▶ THE TASK: Each line that includes "checked" must be copied from the records.

§

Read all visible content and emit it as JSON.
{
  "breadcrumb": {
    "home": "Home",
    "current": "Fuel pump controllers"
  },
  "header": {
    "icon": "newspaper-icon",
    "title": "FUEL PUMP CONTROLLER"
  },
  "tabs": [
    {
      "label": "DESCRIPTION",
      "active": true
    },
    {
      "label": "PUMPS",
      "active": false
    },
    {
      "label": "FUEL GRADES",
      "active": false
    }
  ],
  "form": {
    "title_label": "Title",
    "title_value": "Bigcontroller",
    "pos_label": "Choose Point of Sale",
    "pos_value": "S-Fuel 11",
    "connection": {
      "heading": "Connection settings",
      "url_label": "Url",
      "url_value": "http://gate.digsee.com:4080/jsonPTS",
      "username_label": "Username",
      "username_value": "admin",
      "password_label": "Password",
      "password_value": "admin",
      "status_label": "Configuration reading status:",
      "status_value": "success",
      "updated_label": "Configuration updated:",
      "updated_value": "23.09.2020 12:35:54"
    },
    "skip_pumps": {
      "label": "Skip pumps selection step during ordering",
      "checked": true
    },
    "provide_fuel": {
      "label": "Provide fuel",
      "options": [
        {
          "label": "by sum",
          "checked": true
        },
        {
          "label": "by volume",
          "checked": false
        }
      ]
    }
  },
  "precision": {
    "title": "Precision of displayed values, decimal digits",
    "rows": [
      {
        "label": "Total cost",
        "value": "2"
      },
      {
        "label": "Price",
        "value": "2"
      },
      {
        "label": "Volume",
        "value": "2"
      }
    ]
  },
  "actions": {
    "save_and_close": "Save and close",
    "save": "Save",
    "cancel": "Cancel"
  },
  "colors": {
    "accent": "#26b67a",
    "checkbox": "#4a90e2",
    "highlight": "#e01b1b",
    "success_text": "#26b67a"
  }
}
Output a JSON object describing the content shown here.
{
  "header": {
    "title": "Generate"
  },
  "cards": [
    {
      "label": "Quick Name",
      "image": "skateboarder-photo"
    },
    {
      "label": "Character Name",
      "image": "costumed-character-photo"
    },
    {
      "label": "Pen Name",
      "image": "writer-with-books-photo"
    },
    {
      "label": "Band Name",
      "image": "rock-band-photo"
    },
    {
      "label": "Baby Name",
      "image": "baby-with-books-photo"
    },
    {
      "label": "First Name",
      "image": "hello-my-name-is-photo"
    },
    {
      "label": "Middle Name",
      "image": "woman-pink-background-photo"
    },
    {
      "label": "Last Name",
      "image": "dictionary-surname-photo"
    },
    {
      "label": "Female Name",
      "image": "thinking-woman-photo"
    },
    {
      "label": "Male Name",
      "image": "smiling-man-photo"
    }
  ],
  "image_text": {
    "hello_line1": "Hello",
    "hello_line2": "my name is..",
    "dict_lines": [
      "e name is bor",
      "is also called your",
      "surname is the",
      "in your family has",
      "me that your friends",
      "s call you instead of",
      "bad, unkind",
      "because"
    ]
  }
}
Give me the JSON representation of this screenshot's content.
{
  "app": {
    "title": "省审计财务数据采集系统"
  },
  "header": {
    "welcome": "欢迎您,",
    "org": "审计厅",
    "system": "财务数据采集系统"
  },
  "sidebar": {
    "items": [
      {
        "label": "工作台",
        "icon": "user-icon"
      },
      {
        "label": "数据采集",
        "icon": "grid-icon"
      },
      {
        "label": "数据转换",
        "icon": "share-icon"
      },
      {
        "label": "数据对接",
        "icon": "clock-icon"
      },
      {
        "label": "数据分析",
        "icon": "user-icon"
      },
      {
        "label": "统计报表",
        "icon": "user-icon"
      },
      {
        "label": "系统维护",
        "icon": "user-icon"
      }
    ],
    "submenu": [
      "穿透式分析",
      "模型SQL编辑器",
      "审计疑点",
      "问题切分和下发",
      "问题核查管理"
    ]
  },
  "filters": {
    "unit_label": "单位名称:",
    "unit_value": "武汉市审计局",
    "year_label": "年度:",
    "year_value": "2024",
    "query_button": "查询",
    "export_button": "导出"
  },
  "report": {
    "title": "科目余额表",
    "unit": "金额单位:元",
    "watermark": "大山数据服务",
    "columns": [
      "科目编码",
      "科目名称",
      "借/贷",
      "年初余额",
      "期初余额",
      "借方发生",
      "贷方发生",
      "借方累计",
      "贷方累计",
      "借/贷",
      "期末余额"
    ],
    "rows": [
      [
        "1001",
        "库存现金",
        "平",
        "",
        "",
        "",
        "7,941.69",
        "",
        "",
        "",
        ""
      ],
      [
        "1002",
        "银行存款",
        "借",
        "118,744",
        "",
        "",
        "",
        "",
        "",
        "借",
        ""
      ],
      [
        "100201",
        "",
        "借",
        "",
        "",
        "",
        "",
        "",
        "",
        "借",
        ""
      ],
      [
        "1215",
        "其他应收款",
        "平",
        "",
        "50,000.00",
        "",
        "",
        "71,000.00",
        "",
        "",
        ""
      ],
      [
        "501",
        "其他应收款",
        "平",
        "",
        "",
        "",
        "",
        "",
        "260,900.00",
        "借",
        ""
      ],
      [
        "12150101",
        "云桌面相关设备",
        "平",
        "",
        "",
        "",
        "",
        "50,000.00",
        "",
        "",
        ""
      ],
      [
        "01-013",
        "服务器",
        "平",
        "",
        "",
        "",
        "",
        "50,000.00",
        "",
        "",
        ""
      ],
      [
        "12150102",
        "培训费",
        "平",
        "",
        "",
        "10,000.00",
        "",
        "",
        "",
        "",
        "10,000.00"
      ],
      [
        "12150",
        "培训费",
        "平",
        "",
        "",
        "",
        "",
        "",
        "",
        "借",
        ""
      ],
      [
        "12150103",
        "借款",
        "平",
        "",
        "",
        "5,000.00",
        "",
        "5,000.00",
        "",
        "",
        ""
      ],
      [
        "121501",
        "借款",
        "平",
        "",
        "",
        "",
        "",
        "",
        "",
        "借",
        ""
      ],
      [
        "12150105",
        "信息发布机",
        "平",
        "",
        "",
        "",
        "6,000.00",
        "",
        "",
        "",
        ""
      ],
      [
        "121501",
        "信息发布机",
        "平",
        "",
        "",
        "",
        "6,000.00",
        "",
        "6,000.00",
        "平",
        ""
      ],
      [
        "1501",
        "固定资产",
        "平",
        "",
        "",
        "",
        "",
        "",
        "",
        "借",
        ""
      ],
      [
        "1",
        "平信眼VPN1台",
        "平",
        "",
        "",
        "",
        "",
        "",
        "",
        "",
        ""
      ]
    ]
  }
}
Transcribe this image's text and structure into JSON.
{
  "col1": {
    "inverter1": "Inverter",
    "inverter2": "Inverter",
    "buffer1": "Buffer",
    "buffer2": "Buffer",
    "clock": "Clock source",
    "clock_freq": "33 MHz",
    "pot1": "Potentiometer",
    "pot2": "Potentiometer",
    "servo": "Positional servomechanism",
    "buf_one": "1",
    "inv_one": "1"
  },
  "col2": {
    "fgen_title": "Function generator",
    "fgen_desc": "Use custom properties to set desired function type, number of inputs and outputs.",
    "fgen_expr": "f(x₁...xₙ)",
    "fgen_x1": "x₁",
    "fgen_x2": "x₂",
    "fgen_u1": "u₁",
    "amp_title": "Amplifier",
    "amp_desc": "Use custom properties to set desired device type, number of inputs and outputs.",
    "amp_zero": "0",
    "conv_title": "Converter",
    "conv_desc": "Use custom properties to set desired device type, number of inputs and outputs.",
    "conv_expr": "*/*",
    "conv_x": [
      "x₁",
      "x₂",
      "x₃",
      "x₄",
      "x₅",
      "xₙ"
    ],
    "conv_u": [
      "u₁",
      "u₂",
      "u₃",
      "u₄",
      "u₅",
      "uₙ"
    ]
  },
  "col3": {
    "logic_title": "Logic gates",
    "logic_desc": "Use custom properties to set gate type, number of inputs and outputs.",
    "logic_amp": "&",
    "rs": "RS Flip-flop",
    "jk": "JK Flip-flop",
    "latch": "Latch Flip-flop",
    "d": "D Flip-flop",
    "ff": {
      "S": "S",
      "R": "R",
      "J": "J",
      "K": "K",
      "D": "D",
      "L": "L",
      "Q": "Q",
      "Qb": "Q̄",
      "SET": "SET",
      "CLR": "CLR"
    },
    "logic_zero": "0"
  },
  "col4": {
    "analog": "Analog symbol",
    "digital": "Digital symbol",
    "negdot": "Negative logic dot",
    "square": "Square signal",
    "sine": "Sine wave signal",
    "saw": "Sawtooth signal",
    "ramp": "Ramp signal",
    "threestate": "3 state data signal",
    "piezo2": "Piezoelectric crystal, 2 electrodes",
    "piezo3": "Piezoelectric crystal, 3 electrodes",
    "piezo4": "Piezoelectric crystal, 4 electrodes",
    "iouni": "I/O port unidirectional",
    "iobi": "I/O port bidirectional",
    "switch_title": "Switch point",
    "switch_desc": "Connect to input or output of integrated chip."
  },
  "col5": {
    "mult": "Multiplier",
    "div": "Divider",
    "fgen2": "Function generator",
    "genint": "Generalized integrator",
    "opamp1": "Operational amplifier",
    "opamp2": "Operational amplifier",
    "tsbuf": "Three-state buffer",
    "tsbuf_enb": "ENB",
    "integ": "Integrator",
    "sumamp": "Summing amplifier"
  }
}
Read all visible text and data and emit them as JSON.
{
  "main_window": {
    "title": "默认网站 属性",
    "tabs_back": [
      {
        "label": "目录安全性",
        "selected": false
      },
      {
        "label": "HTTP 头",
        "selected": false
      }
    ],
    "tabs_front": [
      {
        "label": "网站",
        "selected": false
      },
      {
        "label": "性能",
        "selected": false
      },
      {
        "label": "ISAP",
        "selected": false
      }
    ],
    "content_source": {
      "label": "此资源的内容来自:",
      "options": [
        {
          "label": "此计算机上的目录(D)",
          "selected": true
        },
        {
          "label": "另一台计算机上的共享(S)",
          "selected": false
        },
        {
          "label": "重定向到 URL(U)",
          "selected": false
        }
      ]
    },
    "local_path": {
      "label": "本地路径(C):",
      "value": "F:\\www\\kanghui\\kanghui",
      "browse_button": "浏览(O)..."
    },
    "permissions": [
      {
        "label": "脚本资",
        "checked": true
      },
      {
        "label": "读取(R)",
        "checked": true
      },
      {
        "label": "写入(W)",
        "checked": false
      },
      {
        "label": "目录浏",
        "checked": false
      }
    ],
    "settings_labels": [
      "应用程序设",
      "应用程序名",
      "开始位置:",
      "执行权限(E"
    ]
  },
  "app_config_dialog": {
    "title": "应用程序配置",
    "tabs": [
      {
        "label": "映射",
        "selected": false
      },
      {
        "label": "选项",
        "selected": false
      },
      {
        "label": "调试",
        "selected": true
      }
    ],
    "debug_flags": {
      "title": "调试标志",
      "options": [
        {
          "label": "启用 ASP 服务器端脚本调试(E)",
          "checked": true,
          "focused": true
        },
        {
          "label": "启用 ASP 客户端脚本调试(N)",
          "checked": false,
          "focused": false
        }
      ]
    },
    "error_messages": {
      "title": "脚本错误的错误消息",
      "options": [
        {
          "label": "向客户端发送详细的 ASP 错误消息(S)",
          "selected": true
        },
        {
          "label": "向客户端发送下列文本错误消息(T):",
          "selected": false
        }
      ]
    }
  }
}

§

▶ RESULT OF THE EXERCISE:
      "checked": true
          "checked": true
          "checked": false
        "checked": true
        "checked": true
        "checked": false
        "checked": false
          "checked": true,
          "checked": false,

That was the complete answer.